Prior to joining CNBC, Pisani co-authored "Investing in Land: How to Be a Successful Developer." He and his father taught a course in real estate development at the Wharton School of Business at the University of Pennsylvania from 1987-1992. Pisani learned the real estate business from his father, Ralph Pisani, a retired real estate developer.
Follow Bob Pisani on Twitter @BobPisani.
US stocks dropped on the disappointing nonfarm payroll report (39,000 jobs vs. about 150,000 expected) and an increase in unemployment to 9.8 percent from 9.6 percent. Revisions for September and October were slightly higher. Perhaps most disheartening is the 0 percent growth in the average hourly earnings.
Housing has been the missing ingredient in the bull argument that the economy is improving, but October pending home sales (which measures contracts, not closings, and is therefore a better forward-looking indicator) were WAY ABOVE expectations of 0 percent growth.

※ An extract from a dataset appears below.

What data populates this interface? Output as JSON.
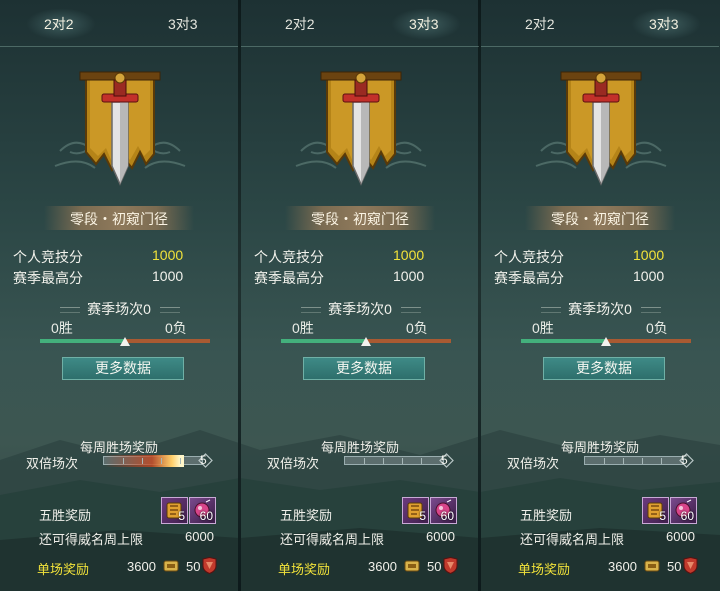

The US economy will improve, the gold bubble will pop and the US bond market will decline.
Will they or won't they give more to the IMF? It may be tough even if they want to. Stocks popped up midday on a Reuters headline that the U.S. may back a larger Euro financial stability package via the IMF (citing an unnamed official), which was shot down by a Dow Jones headline an hour later.
The Mexican peso leaped 2 percent against the dollar, briefly breaking past 20 to hit its strongest versus the greenback since Nov. 10.
Analysts Fred Cannon and Jeffery Harte discuss the impact of bank tax cuts on financials.
Natural gas futures plunged 9.5 percent as the prospects for another deep freeze faded.